TASK PROMPT - Look through the entries below. Report each line that has the word "label" in it.

DATASET -
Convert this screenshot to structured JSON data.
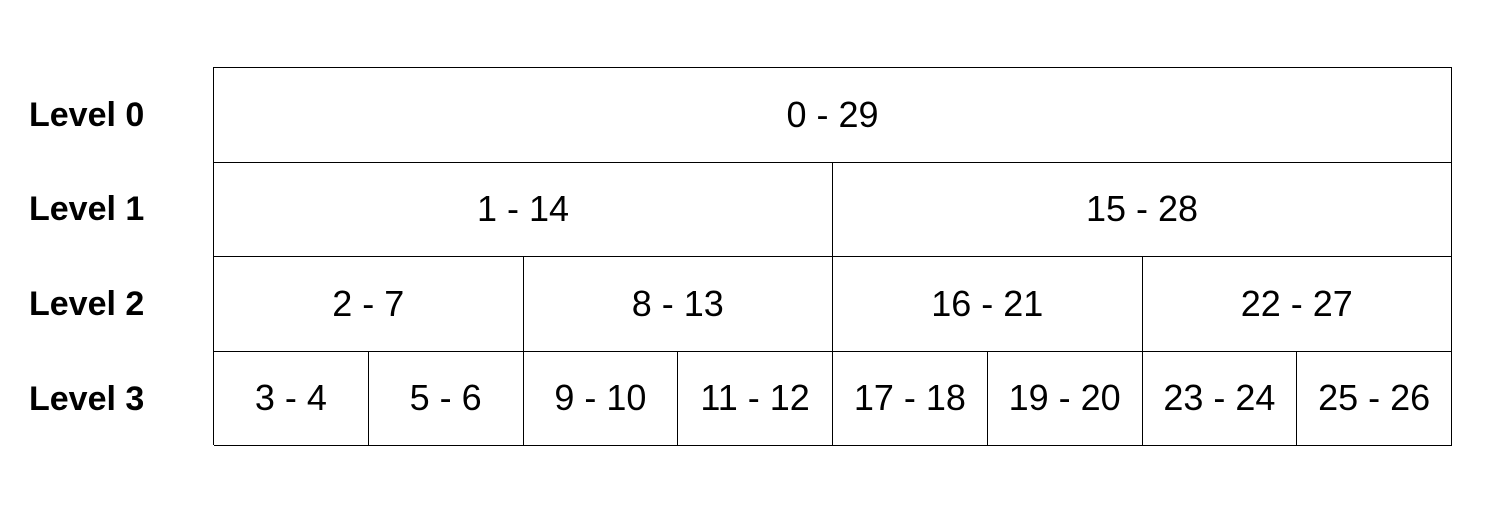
{
  "levels": [
    {
      "label": "Level 0",
      "ranges": [
        "0 - 29"
      ]
    },
    {
      "label": "Level 1",
      "ranges": [
        "1 - 14",
        "15 - 28"
      ]
    },
    {
      "label": "Level 2",
      "ranges": [
        "2 - 7",
        "8 - 13",
        "16 - 21",
        "22 - 27"
      ]
    },
    {
      "label": "Level 3",
      "ranges": [
        "3 - 4",
        "5 - 6",
        "9 - 10",
        "11 - 12",
        "17 - 18",
        "19 - 20",
        "23 - 24",
        "25 - 26"
      ]
    }
  ]
}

ANSWER TO THE EXERCISE -
      "label": "Level 0",
      "label": "Level 1",
      "label": "Level 2",
      "label": "Level 3",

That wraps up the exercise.